▶ [INFORMATION PROVIDED]:
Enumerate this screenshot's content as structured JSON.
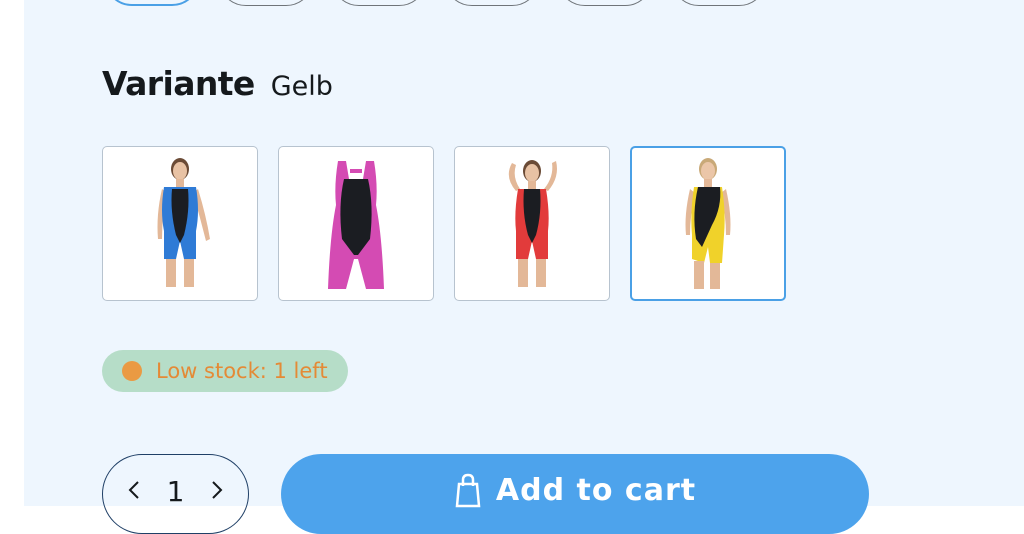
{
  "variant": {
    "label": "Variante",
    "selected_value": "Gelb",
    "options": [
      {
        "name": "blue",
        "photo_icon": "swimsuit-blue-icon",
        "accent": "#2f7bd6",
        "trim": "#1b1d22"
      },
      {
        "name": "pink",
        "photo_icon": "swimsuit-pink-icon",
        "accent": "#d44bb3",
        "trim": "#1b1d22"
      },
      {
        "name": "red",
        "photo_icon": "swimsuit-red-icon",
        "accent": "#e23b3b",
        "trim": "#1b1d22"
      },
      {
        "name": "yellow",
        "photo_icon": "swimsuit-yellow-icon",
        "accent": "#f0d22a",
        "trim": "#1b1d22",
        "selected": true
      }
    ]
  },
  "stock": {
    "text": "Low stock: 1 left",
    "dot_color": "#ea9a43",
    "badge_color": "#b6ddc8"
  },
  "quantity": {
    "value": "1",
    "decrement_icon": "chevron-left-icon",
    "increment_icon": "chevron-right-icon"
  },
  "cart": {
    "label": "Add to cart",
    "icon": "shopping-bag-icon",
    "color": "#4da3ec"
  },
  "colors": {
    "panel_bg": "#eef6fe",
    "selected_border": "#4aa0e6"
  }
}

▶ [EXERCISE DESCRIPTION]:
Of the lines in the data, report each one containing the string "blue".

▶ [ANSWER AREA]:
        "name": "blue",
        "photo_icon": "swimsuit-blue-icon",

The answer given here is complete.